As I was starting my project, it was immediately interrupted by supper.  While we were eating, I casually mentioned my new little project, and added offhandedly, “I had to wash my Minky” into one of those conversation lulls that sometimes happens. Talk about your supper conversation stopper.  After a long awkward pause, and a few ‘Mom-what-on-earth-are-you-talking-about-?’ glances, I explained that Minky is a fuzzy furry kind of fabric sometimes used to make quilts or backing quilts, and it may or may not have little bumps all over it.  Ahhhh!

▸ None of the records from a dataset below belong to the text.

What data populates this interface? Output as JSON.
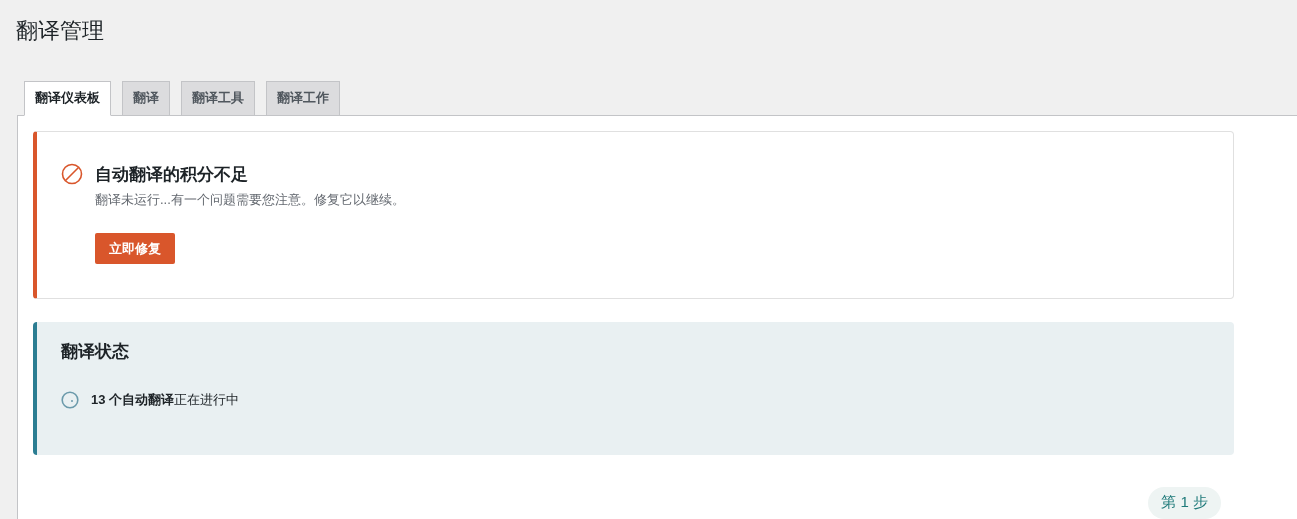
{
  "page_title": "翻译管理",
  "tabs": [
    {
      "label": "翻译仪表板",
      "selected": true
    },
    {
      "label": "翻译",
      "selected": false
    },
    {
      "label": "翻译工具",
      "selected": false
    },
    {
      "label": "翻译工作",
      "selected": false
    }
  ],
  "alert": {
    "title": "自动翻译的积分不足",
    "message": "翻译未运行...有一个问题需要您注意。修复它以继续。",
    "button": "立即修复"
  },
  "status": {
    "title": "翻译状态",
    "line": "**13 个自动翻译**正在进行中"
  },
  "step_badge": "第 1 步"
}
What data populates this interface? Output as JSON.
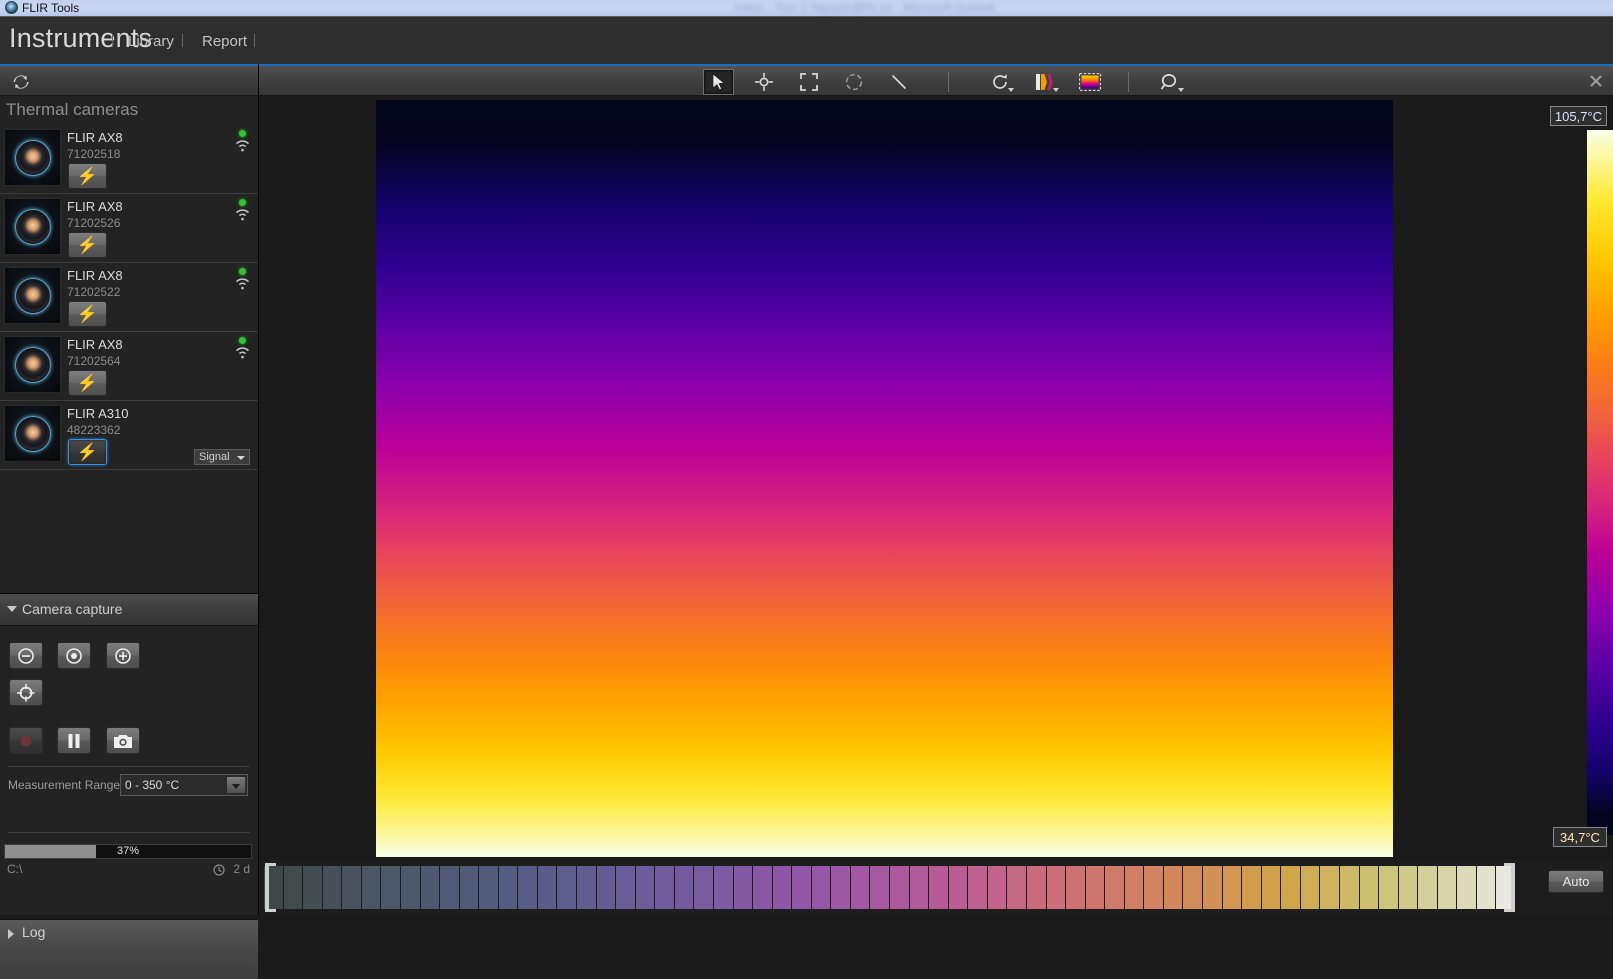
{
  "window": {
    "app_icon": "flir-logo-icon",
    "title": "FLIR Tools",
    "background_window_text": "Inbox - Tom C Nguyen@flir.se - Microsoft Outlook"
  },
  "nav": {
    "active": "Instruments",
    "items": [
      "Library",
      "Report"
    ]
  },
  "left_panel": {
    "refresh_icon": "refresh-icon",
    "section_title": "Thermal cameras",
    "cameras": [
      {
        "name": "FLIR AX8",
        "serial": "71202518",
        "connect_icon": "lightning-bolt-icon",
        "connected": true,
        "wifi_icon": "wifi-icon",
        "status": "online",
        "active": false,
        "signal_label": null
      },
      {
        "name": "FLIR AX8",
        "serial": "71202526",
        "connect_icon": "lightning-bolt-icon",
        "connected": true,
        "wifi_icon": "wifi-icon",
        "status": "online",
        "active": false,
        "signal_label": null
      },
      {
        "name": "FLIR AX8",
        "serial": "71202522",
        "connect_icon": "lightning-bolt-icon",
        "connected": true,
        "wifi_icon": "wifi-icon",
        "status": "online",
        "active": false,
        "signal_label": null
      },
      {
        "name": "FLIR AX8",
        "serial": "71202564",
        "connect_icon": "lightning-bolt-icon",
        "connected": true,
        "wifi_icon": "wifi-icon",
        "status": "online",
        "active": false,
        "signal_label": null
      },
      {
        "name": "FLIR A310",
        "serial": "48223362",
        "connect_icon": "lightning-bolt-icon",
        "connected": true,
        "wifi_icon": null,
        "status": "online",
        "active": true,
        "signal_label": "Signal"
      }
    ]
  },
  "camera_capture": {
    "title": "Camera capture",
    "expanded": true,
    "focus_buttons": [
      {
        "name": "focus-far-button",
        "icon": "minus-circle-icon"
      },
      {
        "name": "focus-auto-button",
        "icon": "target-circle-icon"
      },
      {
        "name": "focus-near-button",
        "icon": "plus-circle-icon"
      }
    ],
    "autofocus_button": {
      "name": "autofocus-button",
      "icon": "crosshair-circle-icon"
    },
    "transport_buttons": [
      {
        "name": "record-button",
        "icon": "record-dot-icon"
      },
      {
        "name": "pause-button",
        "icon": "pause-icon"
      },
      {
        "name": "snapshot-button",
        "icon": "camera-icon"
      }
    ],
    "measurement_range_label": "Measurement Range:",
    "measurement_range_value": "0 - 350 °C",
    "measurement_range_options": [
      "0 - 350 °C"
    ],
    "disk_percent_label": "37%",
    "disk_percent_value": 37,
    "disk_path": "C:\\",
    "disk_time_remaining": "2 d",
    "clock_icon": "clock-icon"
  },
  "log_panel": {
    "title": "Log",
    "expanded": false
  },
  "toolbar": {
    "tools": [
      {
        "name": "select-tool",
        "icon": "cursor-arrow-icon",
        "selected": true,
        "has_caret": false
      },
      {
        "name": "spot-meter-tool",
        "icon": "spot-meter-icon",
        "selected": false,
        "has_caret": false
      },
      {
        "name": "box-area-tool",
        "icon": "box-area-icon",
        "selected": false,
        "has_caret": false
      },
      {
        "name": "circle-area-tool",
        "icon": "circle-area-icon",
        "selected": false,
        "has_caret": false
      },
      {
        "name": "line-tool",
        "icon": "line-icon",
        "selected": false,
        "has_caret": false
      },
      {
        "name": "rotate-tool",
        "icon": "rotate-icon",
        "selected": false,
        "has_caret": true
      },
      {
        "name": "palette-tool",
        "icon": "palette-icon",
        "selected": false,
        "has_caret": true
      },
      {
        "name": "color-range-tool",
        "icon": "color-range-icon",
        "selected": false,
        "has_caret": false
      },
      {
        "name": "zoom-tool",
        "icon": "magnifier-icon",
        "selected": false,
        "has_caret": true
      }
    ],
    "close_icon": "close-icon",
    "accent_color": "#1a6fc4"
  },
  "viewport": {
    "temp_max": "105,7°C",
    "temp_min": "34,7°C",
    "scale_orientation": "vertical",
    "palette_name": "rainbow-hc"
  },
  "bottom_scale": {
    "auto_button_label": "Auto",
    "left_handle_icon": "bracket-left-icon",
    "right_handle_icon": "bracket-right-icon",
    "segments": 64
  }
}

I dare you to try that phrase out at your next supper party.  (You could practice it a few times out loud right now!)  It might get some interesting reactions, if you sup with non-sewers.??????????????????????Sew, I tried to make sure I figured this all out.  Right sides together, ribbons facing in, check.  It seemed like a bit of quilting should be added to keep the minky and flannel together and un-floppy.  Some notepaper as a quilting pattern seemed like a good idea.  Pin that slippery Minky down!??????????????????????Just sew over it….??????????????????????And easy as pie, tear away the paper…..or not……??????????????????????the stitches looked like they’d rip out, so I ended up using a seam-ripper (another cool tool) to perforate the paper and to c a r e f u l l y rip it out from around the stitches.  Waaay more work that I had originally bargained for.  Now for those exciting, 3D blocks!  The pattern in the magazine looked straight forward enough…??????????????????????Wow, I couldn’t believe it!  Matching up the dots and actually following instructions left me with an actual 3D block!! Oh wait, you have to turn it inside out???????????????????????Maybe leave that opening a bit bigger next time…..   And sew, 2 blocks were sewn and I felt very accomplished and proud.  Tada!  Here are the pics: baby taggies and blocks by dennasideas.com - Page 002 baby taggies and blocks by dennasideas.com - Page 001baby taggie and blocks by dennasideas.com - Page 003Found some fun baby sleepers to go with my sewing projects!baby taggies and blocks by dennasideas.com - Page 004The best part: finishing on time for the surprise baby shower!!  It’s nice to give something that has had a lot of my time, love, and work put into it.  I definitely learned a few lessons…..probably won’t be buying or washing Minky in the near future, will sew edges of flannel before washing, etc.  I figure every project will teach me something new.  Oh, wait, that sounds like school or something, yuck!  What I mean is that I plan to have fun making some awesome sewing projects in the near future, whether I learn something or not!